In their ongoing quest to document video game prototypes, hardware revisions, source code, artwork, and all kinds of other development ephemera, the preservationists over at The Hidden Palace have released 178 prototype game builds—30 of which are from games that never saw a commercial release! These releases are mostly from older cart-based systems, ranging from the NES to the GBA, and run the gamut from completely broken to playable. Running them, if they even really run at all, should be as simple as loading them in to an emulator, flash cart, or your FPGA platform of choice.
Although the big finds get most of the press—like when fully playable “hidden gems” or new localizations are discovered—a lot of what preservation groups do can be boiled down to providing context for the creative process behind game development. It might not necessarily be “fun” to play these prototypes, considering how many of them aren’t even intended to be played in a traditional sense, but it is fascinating to see how these projects morphed in to their final releases. Maybe the art style completely shifted at one point, or localization teams were asked to make changes based on cultural milieus; these are things that fans rarely get to hear about because so much of the development process is hidden from the public. Think of it like using X-ray to see the hidden layers of a classic painting!

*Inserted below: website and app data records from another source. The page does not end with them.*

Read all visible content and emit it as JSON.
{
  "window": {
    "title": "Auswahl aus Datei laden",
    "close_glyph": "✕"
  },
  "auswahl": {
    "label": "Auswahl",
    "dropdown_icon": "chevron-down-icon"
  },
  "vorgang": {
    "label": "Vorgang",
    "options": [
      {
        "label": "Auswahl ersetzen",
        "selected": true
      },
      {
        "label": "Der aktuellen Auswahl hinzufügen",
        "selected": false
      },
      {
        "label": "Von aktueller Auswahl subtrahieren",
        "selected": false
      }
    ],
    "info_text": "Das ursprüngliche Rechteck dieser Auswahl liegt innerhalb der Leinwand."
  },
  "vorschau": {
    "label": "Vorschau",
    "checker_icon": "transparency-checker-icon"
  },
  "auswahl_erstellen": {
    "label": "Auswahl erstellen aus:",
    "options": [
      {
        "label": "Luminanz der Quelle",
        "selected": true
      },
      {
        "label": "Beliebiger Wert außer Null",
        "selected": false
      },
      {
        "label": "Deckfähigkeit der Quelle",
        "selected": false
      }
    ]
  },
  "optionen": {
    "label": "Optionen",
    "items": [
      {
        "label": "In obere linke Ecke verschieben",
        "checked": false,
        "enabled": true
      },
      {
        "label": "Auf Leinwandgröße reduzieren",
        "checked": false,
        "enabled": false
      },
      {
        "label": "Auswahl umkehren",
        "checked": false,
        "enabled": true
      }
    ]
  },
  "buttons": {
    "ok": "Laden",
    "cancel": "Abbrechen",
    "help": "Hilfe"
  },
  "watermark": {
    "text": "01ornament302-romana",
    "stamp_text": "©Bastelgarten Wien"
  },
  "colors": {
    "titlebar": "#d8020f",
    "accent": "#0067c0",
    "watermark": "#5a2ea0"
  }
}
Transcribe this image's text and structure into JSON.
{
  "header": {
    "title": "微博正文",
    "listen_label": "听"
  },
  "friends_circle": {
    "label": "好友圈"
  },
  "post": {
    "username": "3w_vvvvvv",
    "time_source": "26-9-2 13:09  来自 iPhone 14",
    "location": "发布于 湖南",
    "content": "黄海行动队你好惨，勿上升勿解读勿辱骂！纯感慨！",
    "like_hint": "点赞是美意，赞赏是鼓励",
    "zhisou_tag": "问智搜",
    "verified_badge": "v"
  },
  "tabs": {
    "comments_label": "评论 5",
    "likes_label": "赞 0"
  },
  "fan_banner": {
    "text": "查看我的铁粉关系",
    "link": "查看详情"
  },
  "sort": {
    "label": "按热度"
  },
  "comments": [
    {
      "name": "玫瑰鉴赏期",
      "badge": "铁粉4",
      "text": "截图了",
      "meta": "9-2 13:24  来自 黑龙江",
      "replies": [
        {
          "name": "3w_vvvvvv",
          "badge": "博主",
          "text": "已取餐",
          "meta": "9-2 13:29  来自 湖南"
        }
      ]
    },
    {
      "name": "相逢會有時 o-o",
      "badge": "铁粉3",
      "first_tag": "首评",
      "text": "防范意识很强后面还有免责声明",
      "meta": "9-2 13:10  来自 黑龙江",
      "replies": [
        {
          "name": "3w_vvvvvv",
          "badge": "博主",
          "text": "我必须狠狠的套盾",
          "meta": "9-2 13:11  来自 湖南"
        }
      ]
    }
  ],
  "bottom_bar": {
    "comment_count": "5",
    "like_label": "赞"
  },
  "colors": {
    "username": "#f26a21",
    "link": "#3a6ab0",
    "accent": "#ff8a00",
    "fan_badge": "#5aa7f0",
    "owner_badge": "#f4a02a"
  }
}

For more information about this particular release and many others, there’s an article up on their wiki. They’re also present on most social networks at these links below: